“The Scriptures themselves are the most important tool for the youth pastor.  There is no other way for a person to come to Christ except through the preaching of the gospel, and there is no place where the gospel is presented more clearly than in the Scriptures.  When a youth ministry is built on verse by verse teaching of the Bible, the students learn how to live and what to believe.  As a God-ordained side effect, students also learn how to study and interpret the Bible for themselves as they watch Scripture rightly divided and properly explained … Teenagers in the youth group need this message [the Gospel].  They do not need cultural relevancy, and they certainly do not need a youth leader who really “gets them.”  They need a minister who will explain to them that they will not get to heaven on the coattails of their parents’ Christianity, that God hates sin, and that the most important issue in the universe is not if they are going to make the soccer team, but if they are reconciled to God.  Have they turned from sin to the Savior?  Have they embraced, in faith, God’s perfect sacrifice of His dear Son?  Is Christ’s life theirs?

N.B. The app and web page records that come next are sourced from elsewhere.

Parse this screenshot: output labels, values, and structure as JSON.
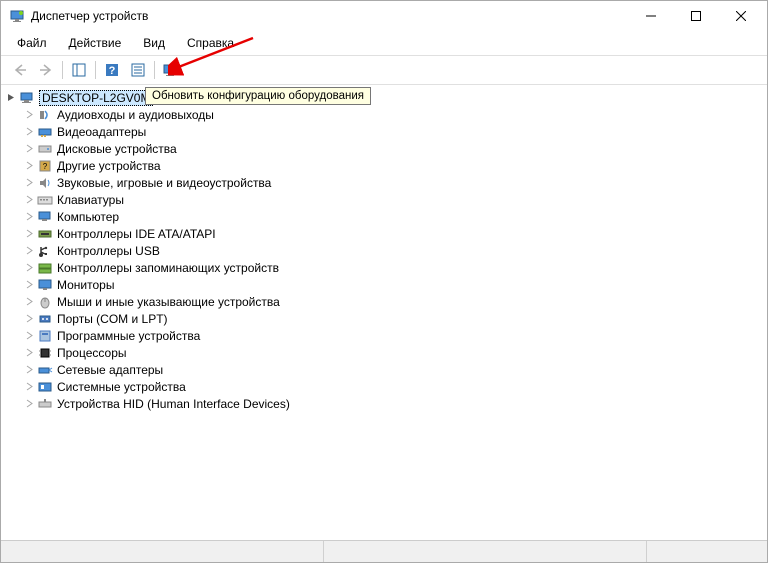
{
  "title": "Диспетчер устройств",
  "menus": {
    "file": "Файл",
    "action": "Действие",
    "view": "Вид",
    "help": "Справка"
  },
  "tooltip": "Обновить конфигурацию оборудования",
  "root_node": "DESKTOP-L2GV0M",
  "categories": [
    {
      "icon": "audio-io",
      "label": "Аудиовходы и аудиовыходы"
    },
    {
      "icon": "display-adapter",
      "label": "Видеоадаптеры"
    },
    {
      "icon": "disk-drive",
      "label": "Дисковые устройства"
    },
    {
      "icon": "other-device",
      "label": "Другие устройства"
    },
    {
      "icon": "sound-game",
      "label": "Звуковые, игровые и видеоустройства"
    },
    {
      "icon": "keyboard",
      "label": "Клавиатуры"
    },
    {
      "icon": "computer",
      "label": "Компьютер"
    },
    {
      "icon": "ide-controller",
      "label": "Контроллеры IDE ATA/ATAPI"
    },
    {
      "icon": "usb-controller",
      "label": "Контроллеры USB"
    },
    {
      "icon": "storage-controller",
      "label": "Контроллеры запоминающих устройств"
    },
    {
      "icon": "monitor",
      "label": "Мониторы"
    },
    {
      "icon": "mouse",
      "label": "Мыши и иные указывающие устройства"
    },
    {
      "icon": "port",
      "label": "Порты (COM и LPT)"
    },
    {
      "icon": "software-device",
      "label": "Программные устройства"
    },
    {
      "icon": "processor",
      "label": "Процессоры"
    },
    {
      "icon": "network-adapter",
      "label": "Сетевые адаптеры"
    },
    {
      "icon": "system-device",
      "label": "Системные устройства"
    },
    {
      "icon": "hid-device",
      "label": "Устройства HID (Human Interface Devices)"
    }
  ]
}
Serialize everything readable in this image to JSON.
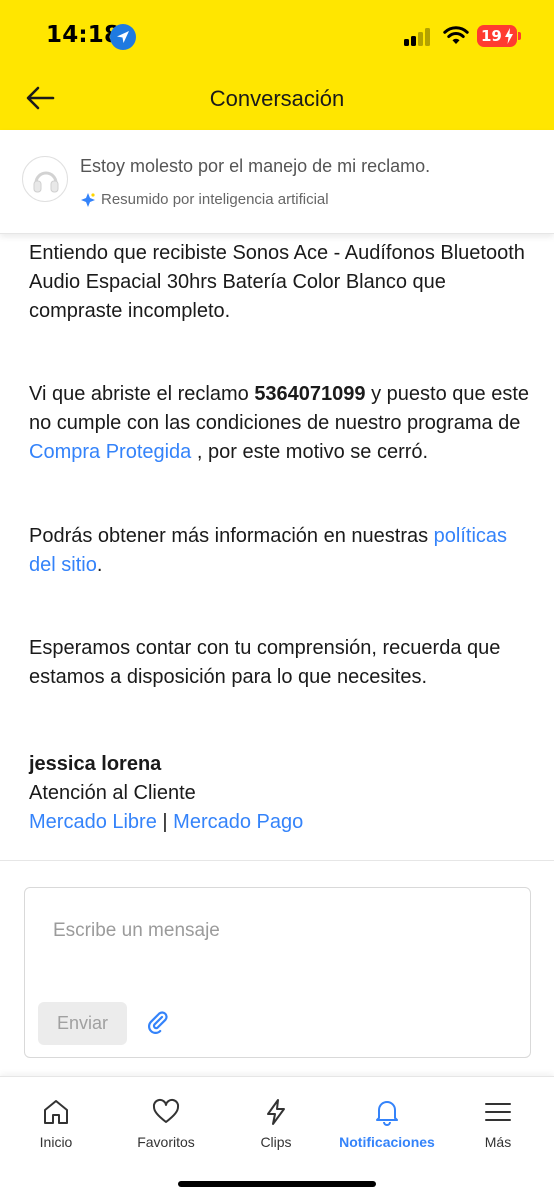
{
  "status_bar": {
    "time": "14:18",
    "battery": "19"
  },
  "header": {
    "title": "Conversación",
    "bg_color": "#ffe600"
  },
  "summary": {
    "text": "Estoy molesto por el manejo de mi reclamo.",
    "ai_label": "Resumido por inteligencia artificial"
  },
  "message": {
    "p1": "Entiendo que recibiste Sonos Ace - Audífonos Bluetooth Audio Espacial 30hrs Batería Color Blanco que compraste incompleto.",
    "p2_before": "Vi que abriste el reclamo ",
    "claim_number": "5364071099",
    "p2_middle": " y puesto que este no cumple con las condiciones de nuestro programa de ",
    "p2_link": "Compra Protegida",
    "p2_after": " , por este motivo se cerró.",
    "p3_before": "Podrás obtener más información en nuestras ",
    "p3_link": "políticas del sitio",
    "p3_after": ".",
    "p4": "Esperamos contar con tu comprensión, recuerda que estamos a disposición para lo que necesites.",
    "signature_name": "jessica lorena",
    "signature_role": "Atención al Cliente",
    "signature_link1": "Mercado Libre",
    "signature_sep": " | ",
    "signature_link2": "Mercado Pago",
    "link_color": "#3483fa"
  },
  "composer": {
    "placeholder": "Escribe un mensaje",
    "send_label": "Enviar"
  },
  "bottom_nav": {
    "items": [
      {
        "label": "Inicio",
        "icon": "home-icon"
      },
      {
        "label": "Favoritos",
        "icon": "heart-icon"
      },
      {
        "label": "Clips",
        "icon": "lightning-icon"
      },
      {
        "label": "Notificaciones",
        "icon": "bell-icon",
        "active": true
      },
      {
        "label": "Más",
        "icon": "menu-icon"
      }
    ]
  }
}
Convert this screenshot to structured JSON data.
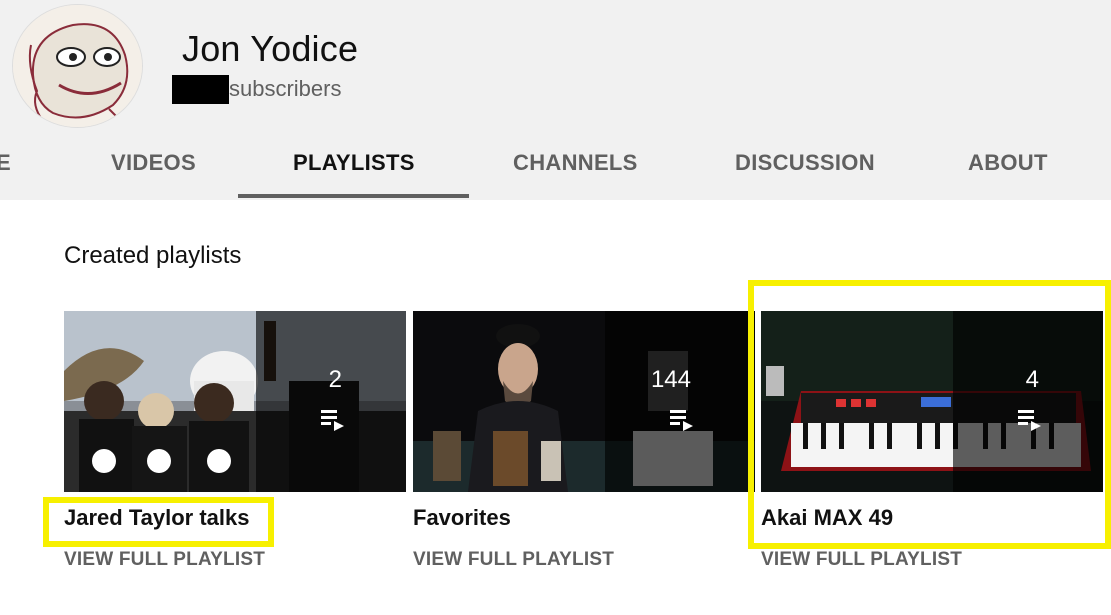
{
  "channel": {
    "name": "Jon Yodice",
    "subscribers_label": "subscribers"
  },
  "tabs": [
    {
      "label": "E"
    },
    {
      "label": "VIDEOS"
    },
    {
      "label": "PLAYLISTS",
      "active": true
    },
    {
      "label": "CHANNELS"
    },
    {
      "label": "DISCUSSION"
    },
    {
      "label": "ABOUT"
    }
  ],
  "section": {
    "title": "Created playlists"
  },
  "playlists": [
    {
      "title": "Jared Taylor talks",
      "count": "2",
      "link": "VIEW FULL PLAYLIST"
    },
    {
      "title": "Favorites",
      "count": "144",
      "link": "VIEW FULL PLAYLIST"
    },
    {
      "title": "Akai MAX 49",
      "count": "4",
      "link": "VIEW FULL PLAYLIST"
    }
  ],
  "colors": {
    "header_bg": "#f1f1f1",
    "highlight": "#f7f000",
    "tab_inactive": "#606060",
    "tab_active": "#111111"
  }
}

…It should not be possible for students to faithfully participate in a youth ministry but not participate in the church. … The youth must be involved with adults in serving missionaries, participating in neighborhood outreach, and visiting the elderly.  Above all, they should be a part of the corporate body of the church in worship, fellowship, and service.  One of the reasons that young people withdraw from the church is because they grow out of what it has to offer them.  Eventually, they will tire of games and skits, and look for something more profound.  A key to student ministry–for a lasting student ministry–is to get young people involved in the church because they are in love with the gospel.  Then, if they leave the church, they abandon an integral part of their lives.  Church no longer is a place that serves them, but a place where they belong.

Isolating our teenagers from the rest of the body of the church is bad for everyone involved.  Just as the foot cannot say to the hand that it is not part of the body, so the youth cannot say that he or she is not part of the body of believers (1 Cor. 12:15).  Serving the church is how Christians are called to use their God-given gifts, as this is where believers live out the New Testament command to love one another.  Teenagers must be taught to have affection for the church, to care for its needs, and to devote themselves to its health and growth.”

From Chapter 15, “The Youth Pastor as Evangelist: The Church’s Most Fruitful Evangelism,” in Evangelism: How to Share the Gospel Faithfully, ed. John MacArthur (Nashville: Thomas Nelson, 2011), 213-215.

The question always comes up when advocating an eternal perspective in Youth Ministry, “Can you still have fun while doing this?”  Of course!  As I know Austin himself lives out (I have known Austin for 9 years), this is all done with grace–and fun.  But although we laugh a lot with teenagers and may do many fun activities with them, we need to have enough vision and love to give them what they need: God’s Word and the Gospel, and to help them be a part of the church, the body of Christ.